[[ Data section open ]]
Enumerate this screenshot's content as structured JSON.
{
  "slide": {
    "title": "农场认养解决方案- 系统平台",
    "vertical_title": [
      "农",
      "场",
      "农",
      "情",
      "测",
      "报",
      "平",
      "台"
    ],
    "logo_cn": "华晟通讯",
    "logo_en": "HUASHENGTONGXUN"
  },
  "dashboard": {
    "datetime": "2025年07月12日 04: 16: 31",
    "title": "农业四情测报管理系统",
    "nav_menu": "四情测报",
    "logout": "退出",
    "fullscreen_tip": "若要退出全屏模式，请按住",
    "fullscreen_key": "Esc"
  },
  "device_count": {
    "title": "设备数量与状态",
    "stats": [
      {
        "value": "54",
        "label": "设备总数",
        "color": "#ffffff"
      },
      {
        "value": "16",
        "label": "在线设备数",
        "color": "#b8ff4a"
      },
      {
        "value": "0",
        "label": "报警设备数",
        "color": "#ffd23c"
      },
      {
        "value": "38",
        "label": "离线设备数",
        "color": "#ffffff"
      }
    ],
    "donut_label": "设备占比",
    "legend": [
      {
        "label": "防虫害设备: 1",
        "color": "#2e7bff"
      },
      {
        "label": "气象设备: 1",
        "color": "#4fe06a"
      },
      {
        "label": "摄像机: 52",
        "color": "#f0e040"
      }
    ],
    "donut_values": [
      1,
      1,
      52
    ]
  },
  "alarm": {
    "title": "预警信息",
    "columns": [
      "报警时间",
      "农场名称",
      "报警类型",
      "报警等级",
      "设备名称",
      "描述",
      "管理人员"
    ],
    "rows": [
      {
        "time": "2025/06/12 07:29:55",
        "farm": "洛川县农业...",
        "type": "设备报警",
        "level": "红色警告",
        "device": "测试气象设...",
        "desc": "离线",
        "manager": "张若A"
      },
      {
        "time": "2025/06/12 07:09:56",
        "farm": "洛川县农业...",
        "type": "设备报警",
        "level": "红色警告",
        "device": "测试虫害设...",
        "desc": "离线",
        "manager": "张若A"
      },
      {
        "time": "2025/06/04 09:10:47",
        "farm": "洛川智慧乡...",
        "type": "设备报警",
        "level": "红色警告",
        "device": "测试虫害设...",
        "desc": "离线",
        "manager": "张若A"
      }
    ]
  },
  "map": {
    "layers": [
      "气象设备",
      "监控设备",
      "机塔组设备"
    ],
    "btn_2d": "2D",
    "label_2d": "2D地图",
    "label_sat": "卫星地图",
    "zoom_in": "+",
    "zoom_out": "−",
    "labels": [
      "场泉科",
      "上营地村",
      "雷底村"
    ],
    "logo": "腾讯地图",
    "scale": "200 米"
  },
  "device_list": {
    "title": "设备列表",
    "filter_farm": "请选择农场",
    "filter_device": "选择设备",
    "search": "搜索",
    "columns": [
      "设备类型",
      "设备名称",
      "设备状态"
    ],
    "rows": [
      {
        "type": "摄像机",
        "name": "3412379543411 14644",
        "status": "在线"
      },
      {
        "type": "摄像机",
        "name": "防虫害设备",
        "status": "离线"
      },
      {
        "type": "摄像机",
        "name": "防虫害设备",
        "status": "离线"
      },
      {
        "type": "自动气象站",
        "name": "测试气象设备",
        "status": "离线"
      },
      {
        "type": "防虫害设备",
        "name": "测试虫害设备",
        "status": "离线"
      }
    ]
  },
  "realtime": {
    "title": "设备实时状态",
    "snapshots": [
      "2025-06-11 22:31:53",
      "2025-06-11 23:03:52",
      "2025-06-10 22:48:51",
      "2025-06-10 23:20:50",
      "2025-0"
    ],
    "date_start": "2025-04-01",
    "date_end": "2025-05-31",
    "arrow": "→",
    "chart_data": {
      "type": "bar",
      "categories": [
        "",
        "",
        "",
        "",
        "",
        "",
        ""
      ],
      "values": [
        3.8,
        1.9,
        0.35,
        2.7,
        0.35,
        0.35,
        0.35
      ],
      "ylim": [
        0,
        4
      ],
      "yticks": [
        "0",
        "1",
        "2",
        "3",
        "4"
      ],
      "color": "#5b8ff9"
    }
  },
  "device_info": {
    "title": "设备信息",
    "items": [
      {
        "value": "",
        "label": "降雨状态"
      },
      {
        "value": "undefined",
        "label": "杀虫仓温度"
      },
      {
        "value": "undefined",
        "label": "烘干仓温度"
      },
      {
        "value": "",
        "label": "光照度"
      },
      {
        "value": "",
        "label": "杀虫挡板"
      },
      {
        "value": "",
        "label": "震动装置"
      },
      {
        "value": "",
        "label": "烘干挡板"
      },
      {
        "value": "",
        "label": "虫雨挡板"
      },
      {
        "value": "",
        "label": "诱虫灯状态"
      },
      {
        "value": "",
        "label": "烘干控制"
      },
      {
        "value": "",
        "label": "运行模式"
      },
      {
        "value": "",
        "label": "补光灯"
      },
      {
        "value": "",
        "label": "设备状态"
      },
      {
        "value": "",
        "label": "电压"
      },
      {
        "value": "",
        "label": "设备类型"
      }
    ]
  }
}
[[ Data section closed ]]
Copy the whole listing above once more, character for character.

Enumerate this screenshot's content as structured JSON.
{
  "slide": {
    "title": "农场认养解决方案- 系统平台",
    "vertical_title": [
      "农",
      "场",
      "农",
      "情",
      "测",
      "报",
      "平",
      "台"
    ],
    "logo_cn": "华晟通讯",
    "logo_en": "HUASHENGTONGXUN"
  },
  "dashboard": {
    "datetime": "2025年07月12日 04: 16: 31",
    "title": "农业四情测报管理系统",
    "nav_menu": "四情测报",
    "logout": "退出",
    "fullscreen_tip": "若要退出全屏模式，请按住",
    "fullscreen_key": "Esc"
  },
  "device_count": {
    "title": "设备数量与状态",
    "stats": [
      {
        "value": "54",
        "label": "设备总数",
        "color": "#ffffff"
      },
      {
        "value": "16",
        "label": "在线设备数",
        "color": "#b8ff4a"
      },
      {
        "value": "0",
        "label": "报警设备数",
        "color": "#ffd23c"
      },
      {
        "value": "38",
        "label": "离线设备数",
        "color": "#ffffff"
      }
    ],
    "donut_label": "设备占比",
    "legend": [
      {
        "label": "防虫害设备: 1",
        "color": "#2e7bff"
      },
      {
        "label": "气象设备: 1",
        "color": "#4fe06a"
      },
      {
        "label": "摄像机: 52",
        "color": "#f0e040"
      }
    ],
    "donut_values": [
      1,
      1,
      52
    ]
  },
  "alarm": {
    "title": "预警信息",
    "columns": [
      "报警时间",
      "农场名称",
      "报警类型",
      "报警等级",
      "设备名称",
      "描述",
      "管理人员"
    ],
    "rows": [
      {
        "time": "2025/06/12 07:29:55",
        "farm": "洛川县农业...",
        "type": "设备报警",
        "level": "红色警告",
        "device": "测试气象设...",
        "desc": "离线",
        "manager": "张若A"
      },
      {
        "time": "2025/06/12 07:09:56",
        "farm": "洛川县农业...",
        "type": "设备报警",
        "level": "红色警告",
        "device": "测试虫害设...",
        "desc": "离线",
        "manager": "张若A"
      },
      {
        "time": "2025/06/04 09:10:47",
        "farm": "洛川智慧乡...",
        "type": "设备报警",
        "level": "红色警告",
        "device": "测试虫害设...",
        "desc": "离线",
        "manager": "张若A"
      }
    ]
  },
  "map": {
    "layers": [
      "气象设备",
      "监控设备",
      "机塔组设备"
    ],
    "btn_2d": "2D",
    "label_2d": "2D地图",
    "label_sat": "卫星地图",
    "zoom_in": "+",
    "zoom_out": "−",
    "labels": [
      "场泉科",
      "上营地村",
      "雷底村"
    ],
    "logo": "腾讯地图",
    "scale": "200 米"
  },
  "device_list": {
    "title": "设备列表",
    "filter_farm": "请选择农场",
    "filter_device": "选择设备",
    "search": "搜索",
    "columns": [
      "设备类型",
      "设备名称",
      "设备状态"
    ],
    "rows": [
      {
        "type": "摄像机",
        "name": "3412379543411 14644",
        "status": "在线"
      },
      {
        "type": "摄像机",
        "name": "防虫害设备",
        "status": "离线"
      },
      {
        "type": "摄像机",
        "name": "防虫害设备",
        "status": "离线"
      },
      {
        "type": "自动气象站",
        "name": "测试气象设备",
        "status": "离线"
      },
      {
        "type": "防虫害设备",
        "name": "测试虫害设备",
        "status": "离线"
      }
    ]
  },
  "realtime": {
    "title": "设备实时状态",
    "snapshots": [
      "2025-06-11 22:31:53",
      "2025-06-11 23:03:52",
      "2025-06-10 22:48:51",
      "2025-06-10 23:20:50",
      "2025-0"
    ],
    "date_start": "2025-04-01",
    "date_end": "2025-05-31",
    "arrow": "→",
    "chart_data": {
      "type": "bar",
      "categories": [
        "",
        "",
        "",
        "",
        "",
        "",
        ""
      ],
      "values": [
        3.8,
        1.9,
        0.35,
        2.7,
        0.35,
        0.35,
        0.35
      ],
      "ylim": [
        0,
        4
      ],
      "yticks": [
        "0",
        "1",
        "2",
        "3",
        "4"
      ],
      "color": "#5b8ff9"
    }
  },
  "device_info": {
    "title": "设备信息",
    "items": [
      {
        "value": "",
        "label": "降雨状态"
      },
      {
        "value": "undefined",
        "label": "杀虫仓温度"
      },
      {
        "value": "undefined",
        "label": "烘干仓温度"
      },
      {
        "value": "",
        "label": "光照度"
      },
      {
        "value": "",
        "label": "杀虫挡板"
      },
      {
        "value": "",
        "label": "震动装置"
      },
      {
        "value": "",
        "label": "烘干挡板"
      },
      {
        "value": "",
        "label": "虫雨挡板"
      },
      {
        "value": "",
        "label": "诱虫灯状态"
      },
      {
        "value": "",
        "label": "烘干控制"
      },
      {
        "value": "",
        "label": "运行模式"
      },
      {
        "value": "",
        "label": "补光灯"
      },
      {
        "value": "",
        "label": "设备状态"
      },
      {
        "value": "",
        "label": "电压"
      },
      {
        "value": "",
        "label": "设备类型"
      }
    ]
  }
}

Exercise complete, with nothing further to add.